Top of Records for this exercise
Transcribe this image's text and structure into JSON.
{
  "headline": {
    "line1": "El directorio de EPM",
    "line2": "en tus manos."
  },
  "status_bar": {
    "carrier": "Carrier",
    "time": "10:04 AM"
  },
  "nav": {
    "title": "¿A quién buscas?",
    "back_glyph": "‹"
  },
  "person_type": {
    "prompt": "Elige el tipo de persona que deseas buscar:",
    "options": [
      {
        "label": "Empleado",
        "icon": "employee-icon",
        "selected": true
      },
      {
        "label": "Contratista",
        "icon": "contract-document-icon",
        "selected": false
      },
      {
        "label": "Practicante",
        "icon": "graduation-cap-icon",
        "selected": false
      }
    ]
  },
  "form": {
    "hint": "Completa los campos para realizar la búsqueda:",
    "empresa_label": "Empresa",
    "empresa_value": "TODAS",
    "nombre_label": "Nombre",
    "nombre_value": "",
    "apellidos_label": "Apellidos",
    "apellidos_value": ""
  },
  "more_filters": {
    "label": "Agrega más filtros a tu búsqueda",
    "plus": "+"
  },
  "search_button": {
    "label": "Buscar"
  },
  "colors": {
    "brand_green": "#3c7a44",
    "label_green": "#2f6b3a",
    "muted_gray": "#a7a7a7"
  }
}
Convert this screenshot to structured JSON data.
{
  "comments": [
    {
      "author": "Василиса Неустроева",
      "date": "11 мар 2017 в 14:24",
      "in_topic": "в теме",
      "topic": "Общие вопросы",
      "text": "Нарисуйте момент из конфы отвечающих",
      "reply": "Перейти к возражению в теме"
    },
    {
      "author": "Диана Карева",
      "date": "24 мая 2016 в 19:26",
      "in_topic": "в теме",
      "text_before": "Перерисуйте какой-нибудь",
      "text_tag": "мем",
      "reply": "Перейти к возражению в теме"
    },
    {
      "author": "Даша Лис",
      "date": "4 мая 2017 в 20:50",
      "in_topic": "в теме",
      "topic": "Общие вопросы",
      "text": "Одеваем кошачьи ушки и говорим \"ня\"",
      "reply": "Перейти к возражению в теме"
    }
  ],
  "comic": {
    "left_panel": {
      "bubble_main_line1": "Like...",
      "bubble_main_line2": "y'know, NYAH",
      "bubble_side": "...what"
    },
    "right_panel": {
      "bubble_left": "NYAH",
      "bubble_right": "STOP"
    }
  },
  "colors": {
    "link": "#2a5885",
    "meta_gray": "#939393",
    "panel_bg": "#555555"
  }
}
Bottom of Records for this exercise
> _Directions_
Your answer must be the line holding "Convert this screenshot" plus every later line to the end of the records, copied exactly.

> _Response to this task_
Convert this screenshot to structured JSON data.
{
  "comments": [
    {
      "author": "Василиса Неустроева",
      "date": "11 мар 2017 в 14:24",
      "in_topic": "в теме",
      "topic": "Общие вопросы",
      "text": "Нарисуйте момент из конфы отвечающих",
      "reply": "Перейти к возражению в теме"
    },
    {
      "author": "Диана Карева",
      "date": "24 мая 2016 в 19:26",
      "in_topic": "в теме",
      "text_before": "Перерисуйте какой-нибудь",
      "text_tag": "мем",
      "reply": "Перейти к возражению в теме"
    },
    {
      "author": "Даша Лис",
      "date": "4 мая 2017 в 20:50",
      "in_topic": "в теме",
      "topic": "Общие вопросы",
      "text": "Одеваем кошачьи ушки и говорим \"ня\"",
      "reply": "Перейти к возражению в теме"
    }
  ],
  "comic": {
    "left_panel": {
      "bubble_main_line1": "Like...",
      "bubble_main_line2": "y'know, NYAH",
      "bubble_side": "...what"
    },
    "right_panel": {
      "bubble_left": "NYAH",
      "bubble_right": "STOP"
    }
  },
  "colors": {
    "link": "#2a5885",
    "meta_gray": "#939393",
    "panel_bg": "#555555"
  }
}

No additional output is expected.